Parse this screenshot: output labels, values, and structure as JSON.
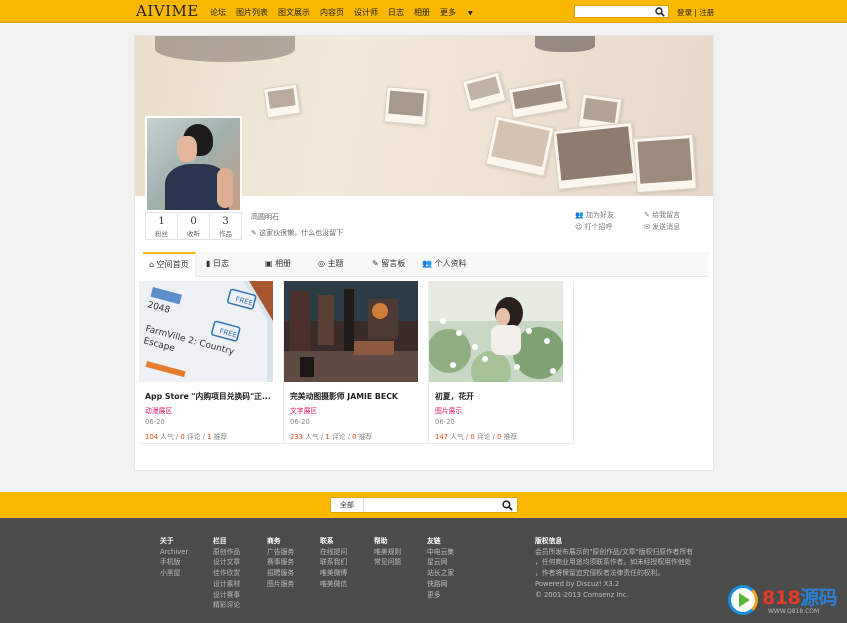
{
  "header": {
    "logo": "AIVIME",
    "nav": [
      "论坛",
      "图片列表",
      "图文展示",
      "内容页",
      "设计师",
      "日志",
      "相册"
    ],
    "more": "更多",
    "search_placeholder": "",
    "login": "登录",
    "register": "注册",
    "login_sep": "|"
  },
  "profile": {
    "stats": [
      {
        "value": "1",
        "label": "粉丝"
      },
      {
        "value": "0",
        "label": "收听"
      },
      {
        "value": "3",
        "label": "作品"
      }
    ],
    "username": "高圆明石",
    "signature": "这家伙很懒，什么也没留下",
    "actions_left": [
      "加为好友",
      "打个招呼"
    ],
    "actions_right": [
      "给我留言",
      "发送消息"
    ]
  },
  "tabs": [
    {
      "icon": "home-icon",
      "label": "空间首页",
      "active": true
    },
    {
      "icon": "book-icon",
      "label": "日志"
    },
    {
      "icon": "album-icon",
      "label": "相册"
    },
    {
      "icon": "chat-icon",
      "label": "主题"
    },
    {
      "icon": "pencil-icon",
      "label": "留言板"
    },
    {
      "icon": "users-icon",
      "label": "个人资料"
    }
  ],
  "items": [
    {
      "title": "App Store \"内购项目兑换码\"正...",
      "category": "动漫展区",
      "date": "06-20",
      "views": "104",
      "views_label": "人气",
      "comments": "0",
      "comments_label": "评论",
      "likes": "1",
      "likes_label": "推荐"
    },
    {
      "title": "完美动图摄影师 JAMIE BECK",
      "category": "文字展区",
      "date": "06-20",
      "views": "233",
      "views_label": "人气",
      "comments": "1",
      "comments_label": "评论",
      "likes": "0",
      "likes_label": "推荐"
    },
    {
      "title": "初夏，花开",
      "category": "图片展示",
      "date": "06-20",
      "views": "147",
      "views_label": "人气",
      "comments": "0",
      "comments_label": "评论",
      "likes": "0",
      "likes_label": "推荐"
    }
  ],
  "footer_search": {
    "category": "全部",
    "placeholder": ""
  },
  "footer": {
    "cols": [
      {
        "title": "关于",
        "links": [
          "Archiver",
          "手机版",
          "小黑屋"
        ]
      },
      {
        "title": "栏目",
        "links": [
          "原创作品",
          "设计文章",
          "佳作欣赏",
          "设计素材",
          "设计赛事",
          "精彩评论"
        ]
      },
      {
        "title": "商务",
        "links": [
          "广告服务",
          "赛事服务",
          "招聘服务",
          "图片服务"
        ]
      },
      {
        "title": "联系",
        "links": [
          "在线提问",
          "联系我们",
          "唯美微博",
          "唯美微信"
        ]
      },
      {
        "title": "帮助",
        "links": [
          "唯美规则",
          "常见问题"
        ]
      },
      {
        "title": "友链",
        "links": [
          "中电云集",
          "星云网",
          "站长之家",
          "快路网",
          "更多"
        ]
      }
    ],
    "copyright": {
      "title": "版权信息",
      "lines": [
        "会员所发布展示的\"原创作品/文章\"版权归原作者所有",
        "，任何商业用途均须联系作者。如未经授权用作他处",
        "，作者将保留追究侵权者法律责任的权利。",
        "Powered by Discuz! X3.2",
        "© 2001-2013 Comsenz Inc."
      ]
    }
  },
  "watermark": {
    "brand_num": "818",
    "brand_txt": "源码",
    "url": "WWW.Q818.COM"
  }
}
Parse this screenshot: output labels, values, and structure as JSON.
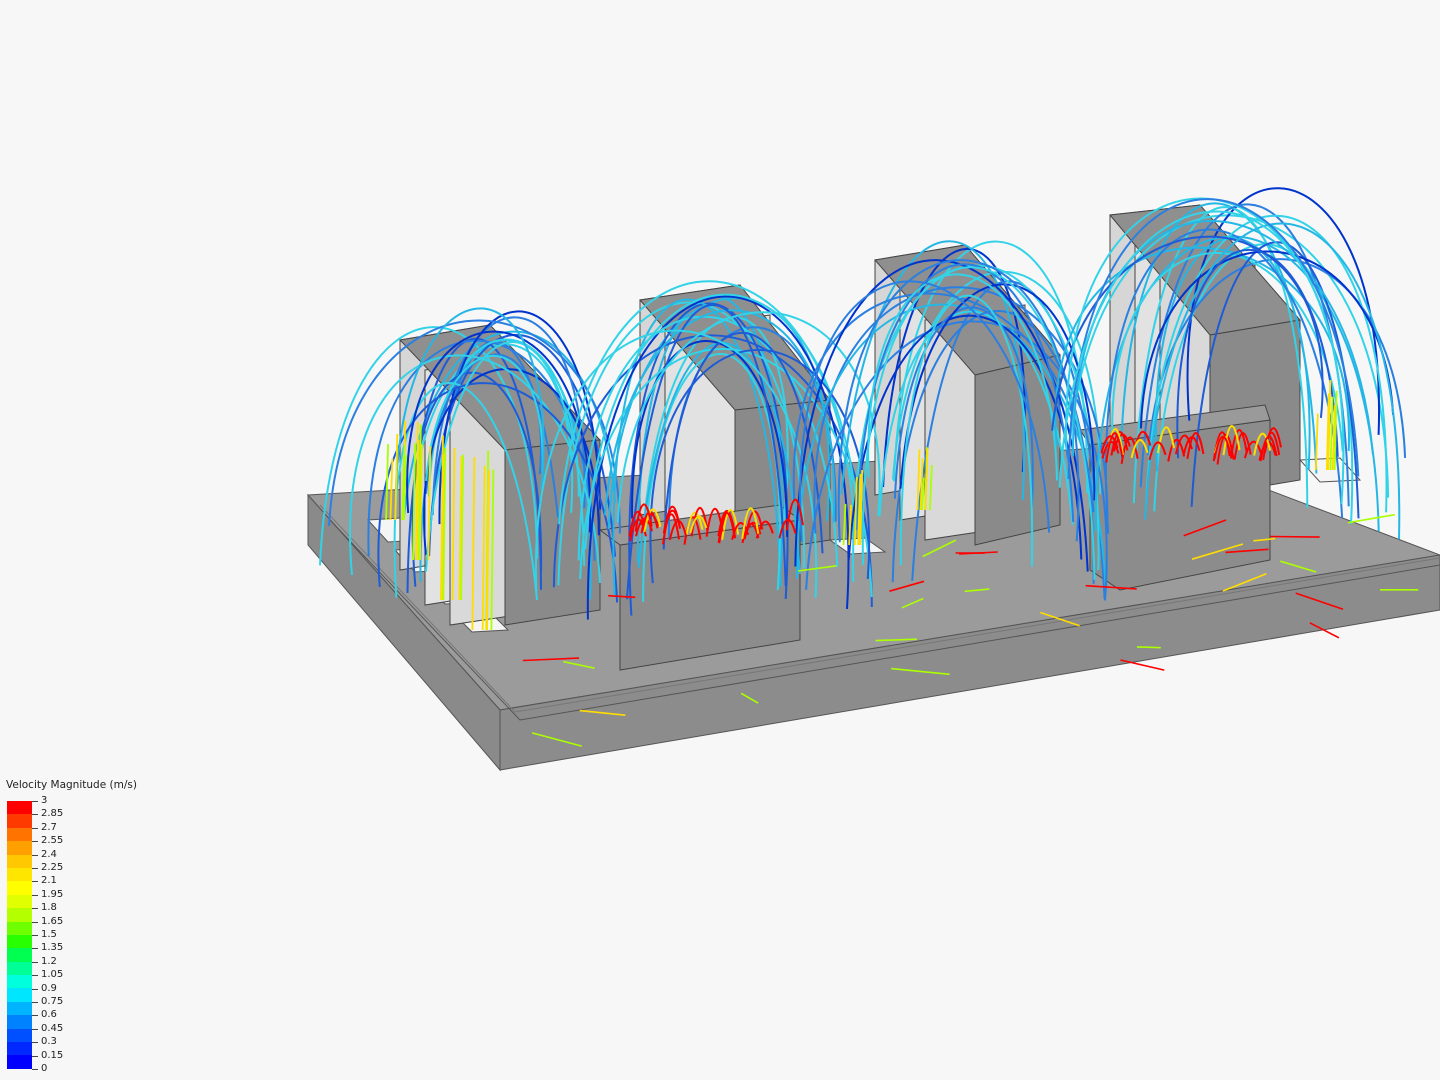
{
  "legend": {
    "title": "Velocity Magnitude (m/s)",
    "ticks": [
      "3",
      "2.85",
      "2.7",
      "2.55",
      "2.4",
      "2.25",
      "2.1",
      "1.95",
      "1.8",
      "1.65",
      "1.5",
      "1.35",
      "1.2",
      "1.05",
      "0.9",
      "0.75",
      "0.6",
      "0.45",
      "0.3",
      "0.15",
      "0"
    ],
    "colors": [
      "#ff0000",
      "#ff3a00",
      "#ff7300",
      "#ffa000",
      "#ffc800",
      "#ffe600",
      "#ffff00",
      "#e0ff00",
      "#b4ff00",
      "#6eff00",
      "#28ff00",
      "#00ff50",
      "#00ff96",
      "#00ffdc",
      "#00e6ff",
      "#00b4ff",
      "#0082ff",
      "#0050ff",
      "#0028ff",
      "#0000ff"
    ]
  },
  "scene": {
    "base_color": "#8c8c8c",
    "block_color": "#8f8f8f",
    "panel_color": "#dcdcdc",
    "streamline_palette": [
      "#1e5bd6",
      "#2a7fe0",
      "#24b7e6",
      "#32d3e8",
      "#0033cc",
      "#ffdd00",
      "#aaff00",
      "#ff0000"
    ]
  }
}
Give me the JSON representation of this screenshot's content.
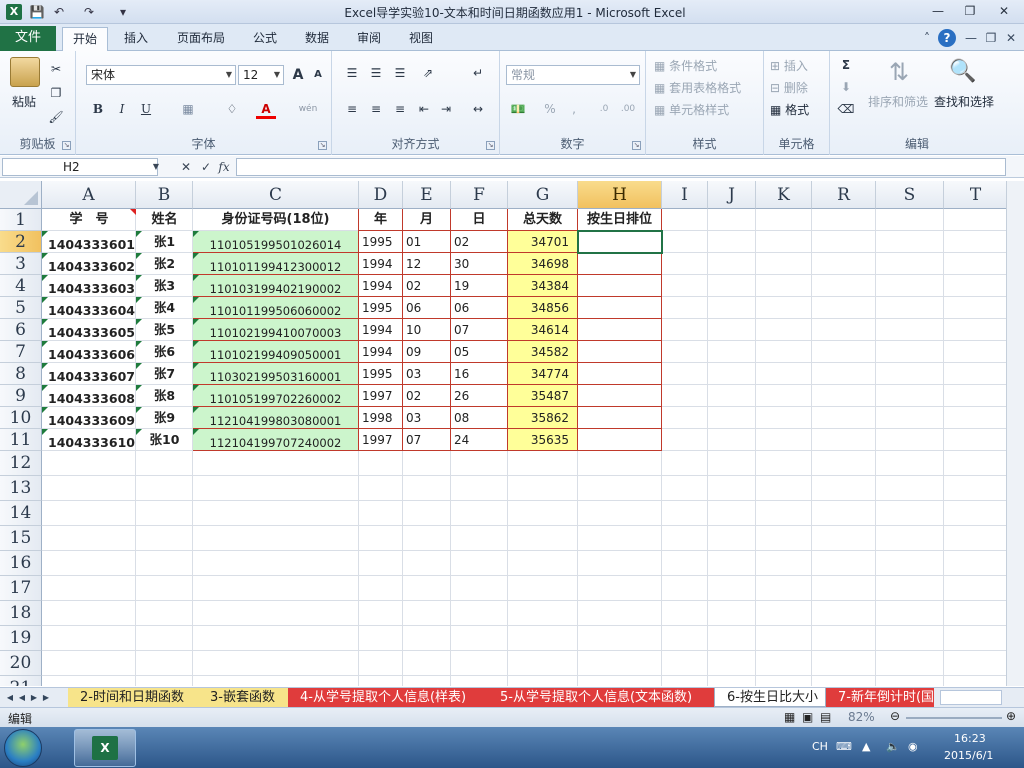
{
  "window": {
    "title": "Excel导学实验10-文本和时间日期函数应用1  -  Microsoft Excel",
    "app_icon": "X",
    "quick_access": [
      "save-icon",
      "undo-icon",
      "redo-icon",
      "customize-icon"
    ],
    "buttons": {
      "minimize": "—",
      "restore": "❐",
      "close": "✕"
    }
  },
  "ribbon_tabs": {
    "file": "文件",
    "tabs": [
      "开始",
      "插入",
      "页面布局",
      "公式",
      "数据",
      "审阅",
      "视图"
    ],
    "active": "开始"
  },
  "ribbon": {
    "clipboard": {
      "label": "剪贴板",
      "paste": "粘贴"
    },
    "font": {
      "label": "字体",
      "font_name": "宋体",
      "font_size": "12",
      "bold": "B",
      "italic": "I",
      "underline": "U",
      "grow": "A",
      "shrink": "A",
      "font_color_glyph": "A",
      "phonetic": "wén"
    },
    "alignment": {
      "label": "对齐方式"
    },
    "number": {
      "label": "数字",
      "format": "常规",
      "percent": "%",
      "comma": ","
    },
    "styles": {
      "label": "样式",
      "conditional": "条件格式",
      "table": "套用表格格式",
      "cell_styles": "单元格样式"
    },
    "cells": {
      "label": "单元格",
      "insert": "插入",
      "delete": "删除",
      "format": "格式"
    },
    "editing": {
      "label": "编辑",
      "sum": "Σ",
      "sort_filter": "排序和筛选",
      "find_select": "查找和选择"
    }
  },
  "formula_bar": {
    "name_box": "H2",
    "cancel": "✕",
    "enter": "✓",
    "fx": "fx",
    "value": ""
  },
  "grid": {
    "columns": [
      "A",
      "B",
      "C",
      "D",
      "E",
      "F",
      "G",
      "H",
      "I",
      "J",
      "K",
      "R",
      "S",
      "T"
    ],
    "selected_column": "H",
    "rows": [
      "1",
      "2",
      "3",
      "4",
      "5",
      "6",
      "7",
      "8",
      "9",
      "10",
      "11",
      "12",
      "13",
      "14",
      "15",
      "16",
      "17",
      "18",
      "19",
      "20",
      "21"
    ],
    "selected_row": "2",
    "active_cell": "H2",
    "headers": [
      "学　号",
      "姓名",
      "身份证号码(18位)",
      "年",
      "月",
      "日",
      "总天数",
      "按生日排位"
    ],
    "records": [
      [
        "1404333601",
        "张1",
        "110105199501026014",
        "1995",
        "01",
        "02",
        "34701",
        ""
      ],
      [
        "1404333602",
        "张2",
        "110101199412300012",
        "1994",
        "12",
        "30",
        "34698",
        ""
      ],
      [
        "1404333603",
        "张3",
        "110103199402190002",
        "1994",
        "02",
        "19",
        "34384",
        ""
      ],
      [
        "1404333604",
        "张4",
        "110101199506060002",
        "1995",
        "06",
        "06",
        "34856",
        ""
      ],
      [
        "1404333605",
        "张5",
        "110102199410070003",
        "1994",
        "10",
        "07",
        "34614",
        ""
      ],
      [
        "1404333606",
        "张6",
        "110102199409050001",
        "1994",
        "09",
        "05",
        "34582",
        ""
      ],
      [
        "1404333607",
        "张7",
        "110302199503160001",
        "1995",
        "03",
        "16",
        "34774",
        ""
      ],
      [
        "1404333608",
        "张8",
        "110105199702260002",
        "1997",
        "02",
        "26",
        "35487",
        ""
      ],
      [
        "1404333609",
        "张9",
        "112104199803080001",
        "1998",
        "03",
        "08",
        "35862",
        ""
      ],
      [
        "1404333610",
        "张10",
        "112104199707240002",
        "1997",
        "07",
        "24",
        "35635",
        ""
      ]
    ],
    "colors": {
      "id_fill": "#ccf5cc",
      "days_fill": "#ffff99",
      "border": "#c0392b",
      "selection": "#217346"
    }
  },
  "sheet_tabs": {
    "tabs": [
      "2-时间和日期函数",
      "3-嵌套函数",
      "4-从学号提取个人信息(样表)",
      "5-从学号提取个人信息(文本函数)",
      "6-按生日比大小",
      "7-新年倒计时(国"
    ],
    "active": "6-按生日比大小",
    "colors": {
      "yellow": "#f7e48a",
      "red": "#e03c3c",
      "active": "#ffffff"
    }
  },
  "status_bar": {
    "mode": "编辑",
    "zoom": "82%"
  },
  "taskbar": {
    "lang": "CH",
    "time": "16:23",
    "date": "2015/6/1"
  }
}
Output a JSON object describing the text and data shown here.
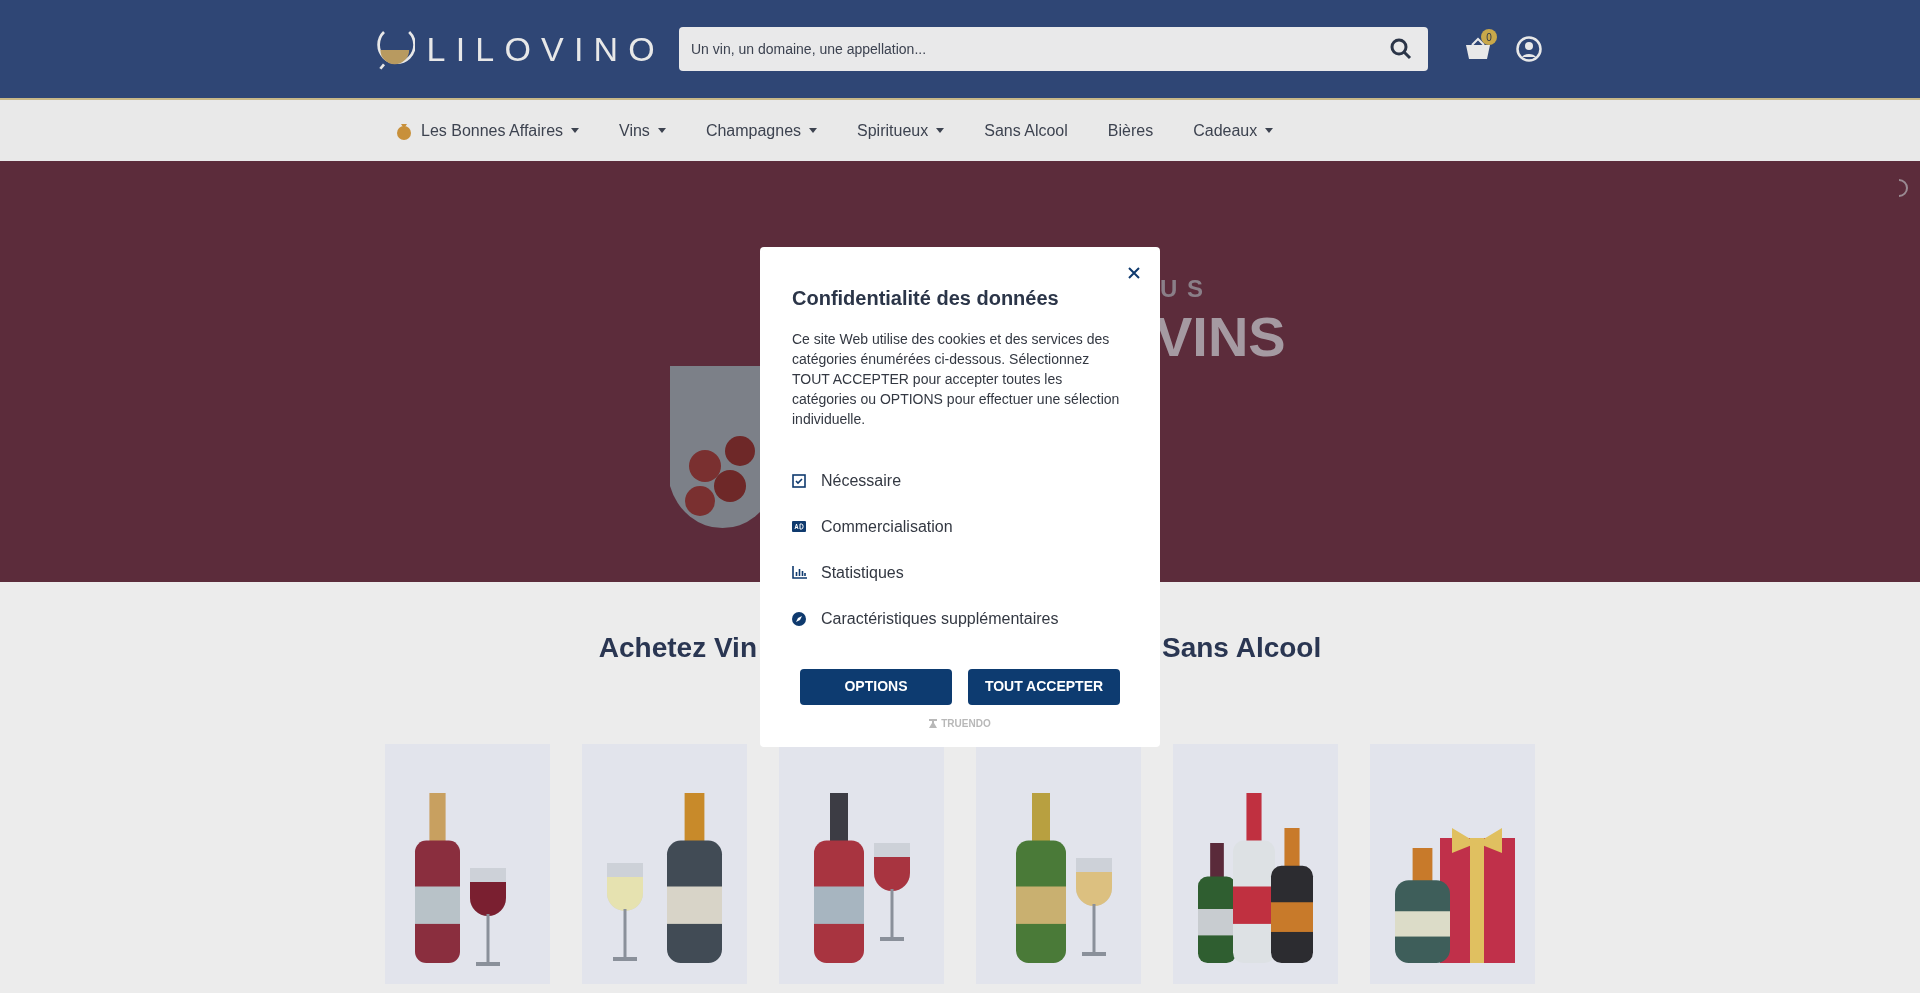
{
  "header": {
    "logo": "LILOVINO",
    "search": {
      "placeholder": "Un vin, un domaine, une appellation..."
    },
    "cart_count": "0"
  },
  "nav": [
    {
      "label": "Les Bonnes Affaires",
      "dropdown": true,
      "kind": "deals"
    },
    {
      "label": "Vins",
      "dropdown": true,
      "kind": "plain"
    },
    {
      "label": "Champagnes",
      "dropdown": true,
      "kind": "plain"
    },
    {
      "label": "Spiritueux",
      "dropdown": true,
      "kind": "plain"
    },
    {
      "label": "Sans Alcool",
      "dropdown": false,
      "kind": "plain"
    },
    {
      "label": "Bières",
      "dropdown": false,
      "kind": "plain"
    },
    {
      "label": "Cadeaux",
      "dropdown": true,
      "kind": "plain"
    }
  ],
  "hero": {
    "kicker": "US",
    "title": "VINS"
  },
  "section": {
    "heading_left": "Achetez Vin",
    "heading_right": "Sans Alcool"
  },
  "categories": [
    {
      "kind": "red_wine"
    },
    {
      "kind": "white_wine"
    },
    {
      "kind": "red_bottle"
    },
    {
      "kind": "champagne"
    },
    {
      "kind": "spirits"
    },
    {
      "kind": "gift"
    }
  ],
  "consent": {
    "title": "Confidentialité des données",
    "text": "Ce site Web utilise des cookies et des services des catégories énumérées ci-dessous. Sélectionnez TOUT ACCEPTER pour accepter toutes les catégories ou OPTIONS pour effectuer une sélection individuelle.",
    "items": [
      {
        "label": "Nécessaire",
        "kind": "check"
      },
      {
        "label": "Commercialisation",
        "kind": "ad"
      },
      {
        "label": "Statistiques",
        "kind": "chart"
      },
      {
        "label": "Caractéristiques supplémentaires",
        "kind": "compass"
      }
    ],
    "buttons": [
      "OPTIONS",
      "TOUT ACCEPTER"
    ],
    "powered_by": "TRUENDO"
  }
}
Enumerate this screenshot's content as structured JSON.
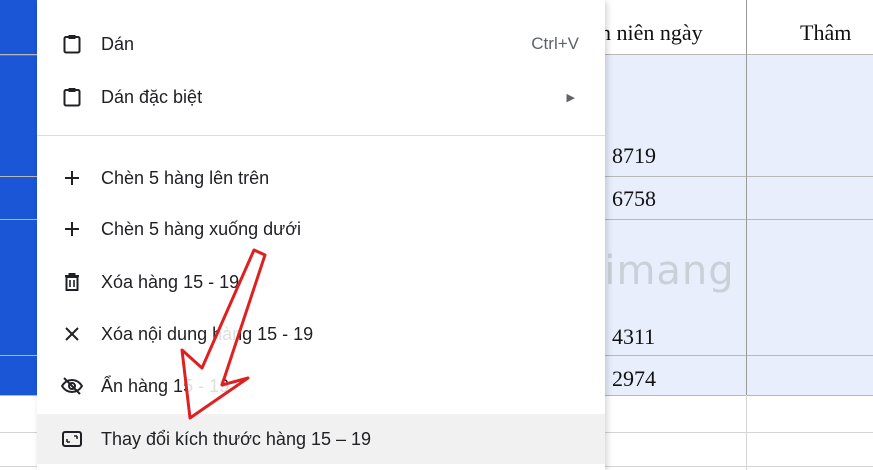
{
  "header": {
    "col_b": "n niên ngày",
    "col_c": "Thâm"
  },
  "cells": [
    "8719",
    "6758",
    "4311",
    "2974"
  ],
  "menu": {
    "paste": {
      "label": "Dán",
      "shortcut": "Ctrl+V"
    },
    "paste_special": {
      "label": "Dán đặc biệt"
    },
    "insert_above": {
      "label": "Chèn 5 hàng lên trên"
    },
    "insert_below": {
      "label": "Chèn 5 hàng xuống dưới"
    },
    "delete_rows": {
      "label": "Xóa hàng 15 - 19"
    },
    "clear_rows": {
      "label": "Xóa nội dung hàng 15 - 19"
    },
    "hide_rows": {
      "label": "Ẩn hàng 15 - 19"
    },
    "resize_rows": {
      "label": "Thay đổi kích thước hàng 15 – 19"
    }
  },
  "watermark": "uantrimang",
  "colors": {
    "selection": "#1a56d6",
    "arrow": "#e02020"
  }
}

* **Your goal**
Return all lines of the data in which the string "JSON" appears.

* **Answer below**
Parse this screenshot: output labels, values, and structure as JSON.
Parse this screenshot: output labels, values, and structure as JSON.
Give me the JSON representation of this screenshot's content.
Output a JSON object describing the text and data shown here.
Enumerate this screenshot's content as structured JSON.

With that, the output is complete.